Input:
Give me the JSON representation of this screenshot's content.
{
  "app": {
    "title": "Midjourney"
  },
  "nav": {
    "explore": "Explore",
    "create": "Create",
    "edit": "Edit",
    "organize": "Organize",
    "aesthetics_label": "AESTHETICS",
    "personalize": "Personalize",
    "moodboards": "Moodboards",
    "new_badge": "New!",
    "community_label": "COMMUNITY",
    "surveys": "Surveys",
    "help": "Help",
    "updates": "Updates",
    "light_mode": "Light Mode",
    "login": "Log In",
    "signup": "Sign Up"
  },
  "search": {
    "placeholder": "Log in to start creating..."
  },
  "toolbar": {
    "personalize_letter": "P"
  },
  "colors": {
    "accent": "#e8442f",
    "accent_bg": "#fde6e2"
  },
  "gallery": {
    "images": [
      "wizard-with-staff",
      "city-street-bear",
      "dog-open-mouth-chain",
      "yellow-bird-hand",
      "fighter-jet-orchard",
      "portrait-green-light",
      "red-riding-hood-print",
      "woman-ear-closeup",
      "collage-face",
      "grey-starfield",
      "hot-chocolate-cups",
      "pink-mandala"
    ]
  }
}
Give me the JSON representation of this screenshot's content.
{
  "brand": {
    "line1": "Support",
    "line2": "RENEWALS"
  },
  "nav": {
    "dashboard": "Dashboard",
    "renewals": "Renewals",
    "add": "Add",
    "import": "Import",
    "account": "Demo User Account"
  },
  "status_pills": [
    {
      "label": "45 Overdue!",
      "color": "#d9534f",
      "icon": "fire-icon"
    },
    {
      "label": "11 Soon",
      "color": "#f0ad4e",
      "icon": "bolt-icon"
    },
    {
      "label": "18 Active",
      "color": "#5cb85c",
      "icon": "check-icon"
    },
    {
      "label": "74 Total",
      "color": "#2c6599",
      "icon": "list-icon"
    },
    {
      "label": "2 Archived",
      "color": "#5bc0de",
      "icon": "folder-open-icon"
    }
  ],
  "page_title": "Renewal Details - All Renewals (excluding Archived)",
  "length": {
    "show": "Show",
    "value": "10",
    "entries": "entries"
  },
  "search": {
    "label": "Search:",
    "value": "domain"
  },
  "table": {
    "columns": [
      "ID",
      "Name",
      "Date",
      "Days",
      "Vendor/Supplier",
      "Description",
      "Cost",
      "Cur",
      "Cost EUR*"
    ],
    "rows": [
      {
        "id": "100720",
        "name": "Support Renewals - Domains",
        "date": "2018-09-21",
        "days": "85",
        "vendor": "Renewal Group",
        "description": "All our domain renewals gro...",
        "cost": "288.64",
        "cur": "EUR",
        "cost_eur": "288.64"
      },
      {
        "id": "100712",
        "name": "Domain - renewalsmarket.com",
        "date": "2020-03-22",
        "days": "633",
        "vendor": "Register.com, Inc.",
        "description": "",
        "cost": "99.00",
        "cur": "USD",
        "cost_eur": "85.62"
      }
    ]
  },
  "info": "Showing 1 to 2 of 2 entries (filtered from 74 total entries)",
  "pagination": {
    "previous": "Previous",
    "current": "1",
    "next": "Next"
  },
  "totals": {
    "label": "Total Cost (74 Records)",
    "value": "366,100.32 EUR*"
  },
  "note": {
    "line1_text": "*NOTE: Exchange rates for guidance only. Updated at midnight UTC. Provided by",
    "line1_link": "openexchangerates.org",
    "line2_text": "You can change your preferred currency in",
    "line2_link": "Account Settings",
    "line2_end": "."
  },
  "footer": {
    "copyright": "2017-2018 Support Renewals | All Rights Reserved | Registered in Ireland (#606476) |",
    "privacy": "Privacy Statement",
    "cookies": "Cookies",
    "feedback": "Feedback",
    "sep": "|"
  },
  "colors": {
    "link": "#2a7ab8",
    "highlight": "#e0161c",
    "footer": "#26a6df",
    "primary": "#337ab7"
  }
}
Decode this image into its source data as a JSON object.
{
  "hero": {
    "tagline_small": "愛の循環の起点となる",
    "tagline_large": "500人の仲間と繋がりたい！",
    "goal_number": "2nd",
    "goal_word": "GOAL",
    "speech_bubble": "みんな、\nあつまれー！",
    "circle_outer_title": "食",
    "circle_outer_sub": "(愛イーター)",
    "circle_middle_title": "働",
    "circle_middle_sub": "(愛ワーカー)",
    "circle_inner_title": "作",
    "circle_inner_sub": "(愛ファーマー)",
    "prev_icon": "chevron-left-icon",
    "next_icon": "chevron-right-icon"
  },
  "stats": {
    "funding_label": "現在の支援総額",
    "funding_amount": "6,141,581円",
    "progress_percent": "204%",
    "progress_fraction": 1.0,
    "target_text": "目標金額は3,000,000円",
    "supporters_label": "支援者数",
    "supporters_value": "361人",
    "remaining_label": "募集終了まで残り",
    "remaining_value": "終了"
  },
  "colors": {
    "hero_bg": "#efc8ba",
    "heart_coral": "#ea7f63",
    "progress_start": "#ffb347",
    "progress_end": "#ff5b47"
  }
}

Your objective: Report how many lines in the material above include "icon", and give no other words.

Solution to this exercise: 7